Alain Sailhac Obituary, Death – When I found out that Chef Alain Sailhac had passed suddenly, I was shocked and distraught. Not only was he a dear friend of mine, but he was also an important figure in the development of the course that my life would take. My alma mater, the French Culinary Institute, which was formerly known as the International Culinary Center and where I worked as a teacher for more than eight years prior to joining the CIA, was initially known as The International Culinary Center. I worked there as a teacher for more than eight years before joining the CIA. Before I started working for the CIA, I was employed there as a teacher for more than eight years.

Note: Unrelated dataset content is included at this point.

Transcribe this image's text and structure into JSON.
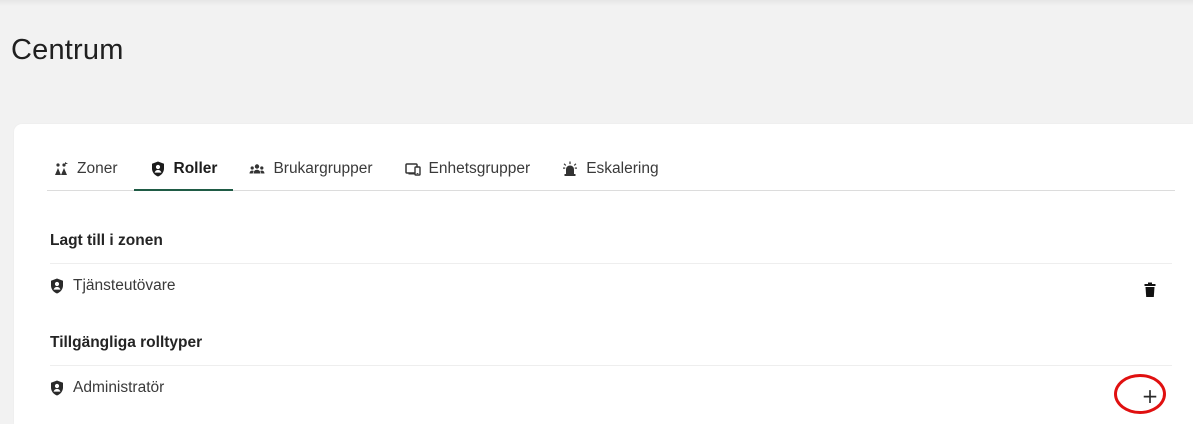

Chef Sailhac spent his career at the institution serving in a variety of administrative posts, including that as Executive Vice President and Dean Emeritus. It was during his time as head chef at Le Cygne in 1977, the year that the restaurant was given its very first ever four-star rating by The New York Times, that the establishment gained the distinction for the very first time. In other words, he was the one who earned it for the restaurant. After that, he held the position of executive chef at a variety of restaurants and hotels, including, among others, Le Cirque, the 21 Club, and the Plaza Hotel.
He was the most attentive and thoughtful chef I’ve ever known, and throughout the course of his career, his guidance and observations have been beneficial to a substantial number of cooks all over the world. He was a pioneer in the culinary industry. I got the opportunity to collaborate with him on a number of times, and it was a pleasure each time. I will owe him an unpayable debt for the rest of my life, and I make a solemn vow that I will do all in my ability to impart some of his wisdom on my students, many of whom will go on to become future leaders in our organization. As a cook, you have the right to some tranquility and rest while you are on the job.